-- What needs to be done --
Please return every line of the records below that contains the word "this".

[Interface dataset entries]
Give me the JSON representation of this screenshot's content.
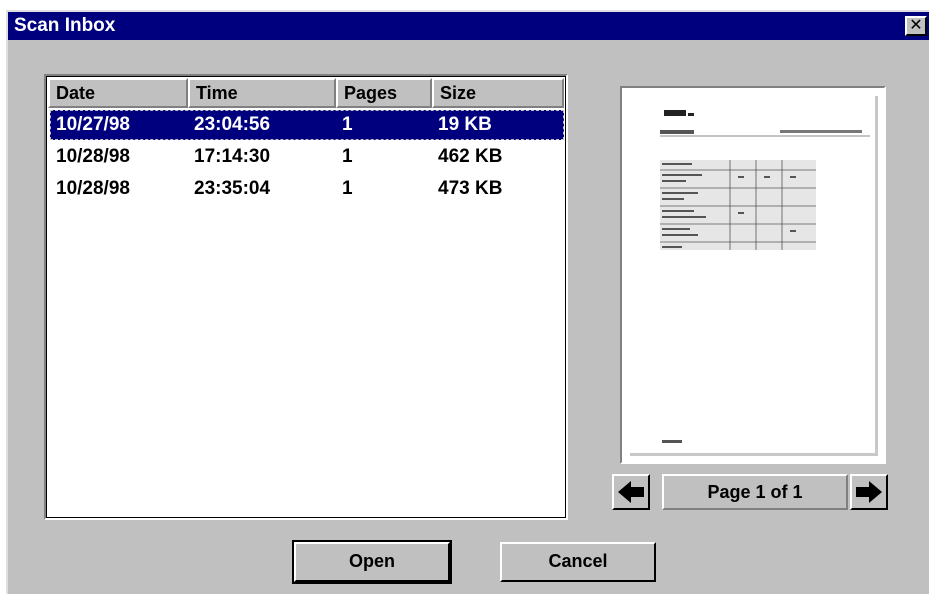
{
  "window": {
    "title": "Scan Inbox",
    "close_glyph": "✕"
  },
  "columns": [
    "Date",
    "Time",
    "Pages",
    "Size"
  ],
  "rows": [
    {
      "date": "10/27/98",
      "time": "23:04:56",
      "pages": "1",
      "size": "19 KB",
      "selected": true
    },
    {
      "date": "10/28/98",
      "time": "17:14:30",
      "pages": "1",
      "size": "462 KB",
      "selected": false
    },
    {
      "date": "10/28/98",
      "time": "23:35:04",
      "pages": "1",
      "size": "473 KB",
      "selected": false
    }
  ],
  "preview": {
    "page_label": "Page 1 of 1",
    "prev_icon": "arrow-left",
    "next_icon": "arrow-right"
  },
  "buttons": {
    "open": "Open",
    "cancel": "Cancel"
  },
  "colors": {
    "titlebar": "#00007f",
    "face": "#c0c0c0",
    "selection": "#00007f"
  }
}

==

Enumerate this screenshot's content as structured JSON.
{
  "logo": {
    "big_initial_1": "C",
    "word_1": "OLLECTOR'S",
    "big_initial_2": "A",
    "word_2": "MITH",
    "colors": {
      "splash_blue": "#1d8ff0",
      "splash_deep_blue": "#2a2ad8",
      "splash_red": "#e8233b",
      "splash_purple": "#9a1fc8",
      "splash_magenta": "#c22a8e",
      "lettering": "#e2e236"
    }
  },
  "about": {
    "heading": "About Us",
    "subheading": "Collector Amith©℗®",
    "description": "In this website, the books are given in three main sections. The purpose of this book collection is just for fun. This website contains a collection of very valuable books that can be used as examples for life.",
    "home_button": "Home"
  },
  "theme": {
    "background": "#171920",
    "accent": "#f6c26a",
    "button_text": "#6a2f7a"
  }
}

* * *

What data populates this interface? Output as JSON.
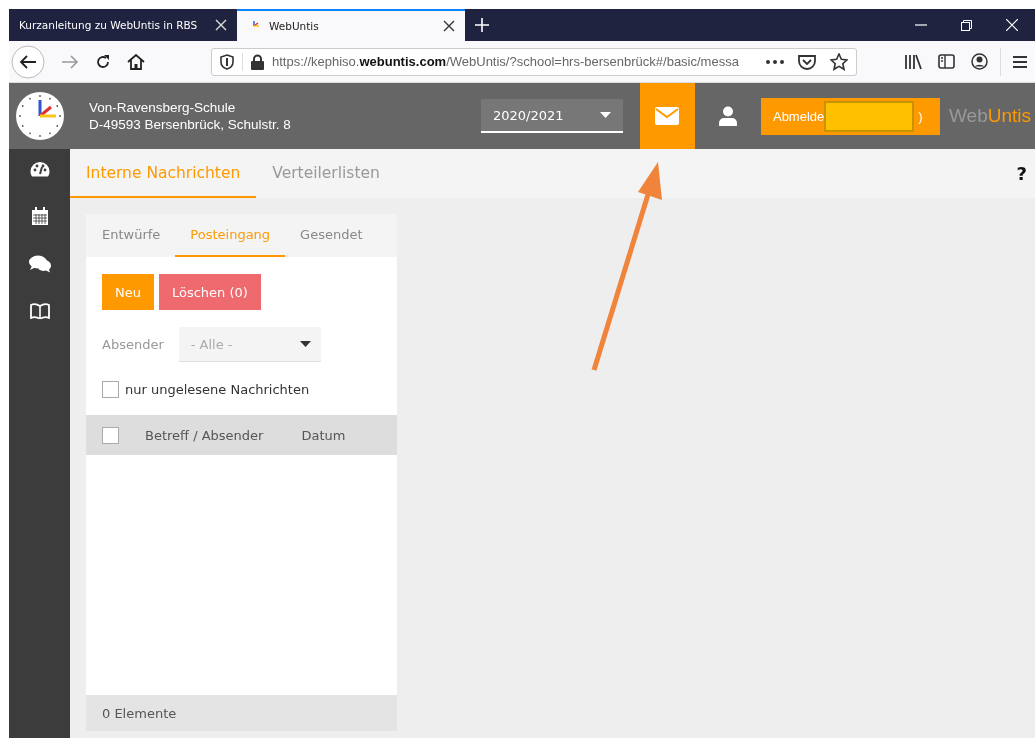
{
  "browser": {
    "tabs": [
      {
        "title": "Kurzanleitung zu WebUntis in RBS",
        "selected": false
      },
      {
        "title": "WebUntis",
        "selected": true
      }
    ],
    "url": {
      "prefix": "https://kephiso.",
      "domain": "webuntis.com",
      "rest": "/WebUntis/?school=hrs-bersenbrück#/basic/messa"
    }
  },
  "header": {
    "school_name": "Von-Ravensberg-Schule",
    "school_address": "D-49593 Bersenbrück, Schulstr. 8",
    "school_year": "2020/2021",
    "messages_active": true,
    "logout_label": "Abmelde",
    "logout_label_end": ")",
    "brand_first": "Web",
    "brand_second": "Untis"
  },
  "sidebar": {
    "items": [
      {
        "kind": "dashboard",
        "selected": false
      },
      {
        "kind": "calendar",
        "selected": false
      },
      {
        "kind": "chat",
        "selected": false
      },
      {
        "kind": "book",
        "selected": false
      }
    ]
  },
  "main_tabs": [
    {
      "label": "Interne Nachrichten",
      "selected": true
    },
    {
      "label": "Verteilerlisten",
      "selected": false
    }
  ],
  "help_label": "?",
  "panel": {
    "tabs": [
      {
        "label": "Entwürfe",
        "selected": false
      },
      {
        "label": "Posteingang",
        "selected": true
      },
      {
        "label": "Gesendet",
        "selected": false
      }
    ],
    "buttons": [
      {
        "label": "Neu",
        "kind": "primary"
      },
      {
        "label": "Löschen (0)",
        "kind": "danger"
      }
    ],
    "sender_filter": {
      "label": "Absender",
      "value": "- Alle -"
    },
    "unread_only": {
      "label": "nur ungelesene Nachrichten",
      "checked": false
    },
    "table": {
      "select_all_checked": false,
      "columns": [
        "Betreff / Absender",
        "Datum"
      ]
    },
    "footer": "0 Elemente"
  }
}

-- Exercise solution --
Give me the JSON representation of this screenshot's content.
Enumerate this screenshot's content as structured JSON.
    "description": "In this website, the books are given in three main sections. The purpose of this book collection is just for fun. This website contains a collection of very valuable books that can be used as examples for life.",
What data populates this interface? Output as JSON.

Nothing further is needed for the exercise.